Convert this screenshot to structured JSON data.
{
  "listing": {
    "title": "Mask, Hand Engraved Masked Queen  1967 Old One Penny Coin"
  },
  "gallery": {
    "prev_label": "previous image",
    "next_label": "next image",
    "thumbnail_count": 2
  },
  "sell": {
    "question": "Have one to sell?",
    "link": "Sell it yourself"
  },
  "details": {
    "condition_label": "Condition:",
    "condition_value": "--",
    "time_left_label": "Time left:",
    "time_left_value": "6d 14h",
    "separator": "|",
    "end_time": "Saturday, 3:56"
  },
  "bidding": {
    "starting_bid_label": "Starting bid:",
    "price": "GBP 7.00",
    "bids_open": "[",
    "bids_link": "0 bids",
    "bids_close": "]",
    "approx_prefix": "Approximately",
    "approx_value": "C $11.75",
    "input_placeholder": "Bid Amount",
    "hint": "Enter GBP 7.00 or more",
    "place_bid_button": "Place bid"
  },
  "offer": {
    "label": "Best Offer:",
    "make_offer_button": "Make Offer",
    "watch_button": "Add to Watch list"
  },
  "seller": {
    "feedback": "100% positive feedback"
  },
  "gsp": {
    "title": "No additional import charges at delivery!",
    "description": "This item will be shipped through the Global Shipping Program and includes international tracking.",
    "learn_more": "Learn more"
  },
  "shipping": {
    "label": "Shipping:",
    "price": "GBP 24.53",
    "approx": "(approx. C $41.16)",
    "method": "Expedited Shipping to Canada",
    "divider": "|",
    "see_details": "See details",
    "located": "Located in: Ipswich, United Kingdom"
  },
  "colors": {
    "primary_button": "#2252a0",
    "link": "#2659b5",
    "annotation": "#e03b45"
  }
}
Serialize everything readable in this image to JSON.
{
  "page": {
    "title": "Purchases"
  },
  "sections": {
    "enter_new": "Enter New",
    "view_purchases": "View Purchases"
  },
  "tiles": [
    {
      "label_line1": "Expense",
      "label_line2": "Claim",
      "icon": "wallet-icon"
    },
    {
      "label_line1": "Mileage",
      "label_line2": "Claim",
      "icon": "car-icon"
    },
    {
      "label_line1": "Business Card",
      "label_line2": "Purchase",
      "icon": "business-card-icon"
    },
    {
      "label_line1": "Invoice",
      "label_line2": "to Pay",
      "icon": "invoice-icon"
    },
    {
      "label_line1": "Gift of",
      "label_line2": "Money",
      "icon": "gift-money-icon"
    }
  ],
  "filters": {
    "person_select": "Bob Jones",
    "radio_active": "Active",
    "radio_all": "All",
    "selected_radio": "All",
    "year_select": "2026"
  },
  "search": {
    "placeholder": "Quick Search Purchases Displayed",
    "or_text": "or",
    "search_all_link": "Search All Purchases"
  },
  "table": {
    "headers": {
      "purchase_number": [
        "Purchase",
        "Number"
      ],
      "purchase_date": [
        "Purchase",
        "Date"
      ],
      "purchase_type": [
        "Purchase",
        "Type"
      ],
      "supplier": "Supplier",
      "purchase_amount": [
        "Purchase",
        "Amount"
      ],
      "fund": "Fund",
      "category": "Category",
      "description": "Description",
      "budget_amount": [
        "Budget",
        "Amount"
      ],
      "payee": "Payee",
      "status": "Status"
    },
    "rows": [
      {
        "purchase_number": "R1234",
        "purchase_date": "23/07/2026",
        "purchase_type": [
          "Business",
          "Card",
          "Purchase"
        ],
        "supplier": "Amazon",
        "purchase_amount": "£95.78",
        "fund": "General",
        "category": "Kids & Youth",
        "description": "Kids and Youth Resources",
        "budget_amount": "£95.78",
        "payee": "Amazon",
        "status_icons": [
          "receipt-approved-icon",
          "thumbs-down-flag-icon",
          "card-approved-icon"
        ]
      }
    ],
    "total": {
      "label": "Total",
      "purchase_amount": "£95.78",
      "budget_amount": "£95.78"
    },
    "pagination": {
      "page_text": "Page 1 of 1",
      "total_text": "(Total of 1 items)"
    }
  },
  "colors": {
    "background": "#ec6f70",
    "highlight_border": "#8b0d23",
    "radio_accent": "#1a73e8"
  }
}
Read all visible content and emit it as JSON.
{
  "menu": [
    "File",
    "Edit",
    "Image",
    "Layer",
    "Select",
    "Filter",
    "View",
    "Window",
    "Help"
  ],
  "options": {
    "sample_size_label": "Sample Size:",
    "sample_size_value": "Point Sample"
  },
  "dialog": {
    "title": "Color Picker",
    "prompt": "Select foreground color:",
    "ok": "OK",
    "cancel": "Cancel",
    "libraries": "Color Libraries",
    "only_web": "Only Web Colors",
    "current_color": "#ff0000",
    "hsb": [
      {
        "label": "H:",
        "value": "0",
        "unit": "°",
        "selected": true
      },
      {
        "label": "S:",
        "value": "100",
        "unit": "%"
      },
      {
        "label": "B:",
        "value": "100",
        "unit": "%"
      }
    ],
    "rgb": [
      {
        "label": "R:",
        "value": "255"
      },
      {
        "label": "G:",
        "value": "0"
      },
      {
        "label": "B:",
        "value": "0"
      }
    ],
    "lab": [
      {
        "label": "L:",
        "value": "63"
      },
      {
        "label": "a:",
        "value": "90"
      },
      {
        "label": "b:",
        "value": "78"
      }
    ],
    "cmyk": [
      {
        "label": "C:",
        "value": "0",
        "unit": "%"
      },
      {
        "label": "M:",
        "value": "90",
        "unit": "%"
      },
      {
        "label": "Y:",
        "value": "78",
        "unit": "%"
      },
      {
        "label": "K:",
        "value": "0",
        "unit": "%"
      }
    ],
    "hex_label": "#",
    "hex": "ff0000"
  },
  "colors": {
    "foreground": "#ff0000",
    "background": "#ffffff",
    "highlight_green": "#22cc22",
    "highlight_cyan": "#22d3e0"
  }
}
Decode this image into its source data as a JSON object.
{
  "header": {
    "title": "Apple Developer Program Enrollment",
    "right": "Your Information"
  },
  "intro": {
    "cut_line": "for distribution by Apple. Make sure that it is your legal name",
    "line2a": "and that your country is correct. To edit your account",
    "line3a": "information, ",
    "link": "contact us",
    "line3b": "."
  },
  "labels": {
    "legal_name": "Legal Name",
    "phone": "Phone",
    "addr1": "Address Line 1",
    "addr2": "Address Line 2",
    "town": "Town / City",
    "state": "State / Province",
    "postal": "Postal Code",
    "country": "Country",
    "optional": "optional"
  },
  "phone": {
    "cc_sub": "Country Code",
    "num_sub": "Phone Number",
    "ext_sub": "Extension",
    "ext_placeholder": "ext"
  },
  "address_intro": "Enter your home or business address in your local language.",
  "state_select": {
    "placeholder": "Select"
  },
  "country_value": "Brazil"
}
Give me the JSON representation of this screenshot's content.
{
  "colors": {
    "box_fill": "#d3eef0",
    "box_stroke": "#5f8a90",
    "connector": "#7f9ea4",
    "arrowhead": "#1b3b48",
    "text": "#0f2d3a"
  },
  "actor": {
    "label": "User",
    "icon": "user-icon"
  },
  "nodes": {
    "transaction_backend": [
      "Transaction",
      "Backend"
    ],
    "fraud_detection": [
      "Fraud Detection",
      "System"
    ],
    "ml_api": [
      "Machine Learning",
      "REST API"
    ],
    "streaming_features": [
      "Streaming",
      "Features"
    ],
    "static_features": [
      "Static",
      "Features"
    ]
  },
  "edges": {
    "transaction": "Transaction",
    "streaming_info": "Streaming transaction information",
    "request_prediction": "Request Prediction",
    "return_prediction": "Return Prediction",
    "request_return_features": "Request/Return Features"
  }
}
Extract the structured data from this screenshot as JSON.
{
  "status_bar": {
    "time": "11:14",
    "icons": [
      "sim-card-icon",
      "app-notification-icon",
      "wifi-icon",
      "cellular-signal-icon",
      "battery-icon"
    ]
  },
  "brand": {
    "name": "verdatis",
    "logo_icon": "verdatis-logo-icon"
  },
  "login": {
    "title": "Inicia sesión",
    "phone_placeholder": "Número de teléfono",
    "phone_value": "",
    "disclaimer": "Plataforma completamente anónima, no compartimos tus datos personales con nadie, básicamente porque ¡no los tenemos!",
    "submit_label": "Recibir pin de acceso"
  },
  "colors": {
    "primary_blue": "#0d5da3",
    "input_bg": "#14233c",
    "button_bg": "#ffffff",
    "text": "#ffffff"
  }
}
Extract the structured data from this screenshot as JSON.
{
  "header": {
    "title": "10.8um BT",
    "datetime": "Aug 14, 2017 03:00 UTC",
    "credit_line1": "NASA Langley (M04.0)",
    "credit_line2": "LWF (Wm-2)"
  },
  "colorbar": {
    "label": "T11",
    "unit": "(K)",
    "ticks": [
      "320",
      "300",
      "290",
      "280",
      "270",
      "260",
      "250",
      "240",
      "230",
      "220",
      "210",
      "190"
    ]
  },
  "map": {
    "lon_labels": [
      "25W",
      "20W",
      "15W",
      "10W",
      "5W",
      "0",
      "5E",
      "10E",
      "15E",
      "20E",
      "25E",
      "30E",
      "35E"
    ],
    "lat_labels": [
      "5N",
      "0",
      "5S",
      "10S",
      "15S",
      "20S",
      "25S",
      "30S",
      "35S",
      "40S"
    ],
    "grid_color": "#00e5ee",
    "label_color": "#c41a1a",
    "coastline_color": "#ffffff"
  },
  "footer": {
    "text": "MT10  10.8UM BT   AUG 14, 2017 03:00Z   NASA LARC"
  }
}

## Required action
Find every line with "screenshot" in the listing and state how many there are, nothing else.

## Answer box
4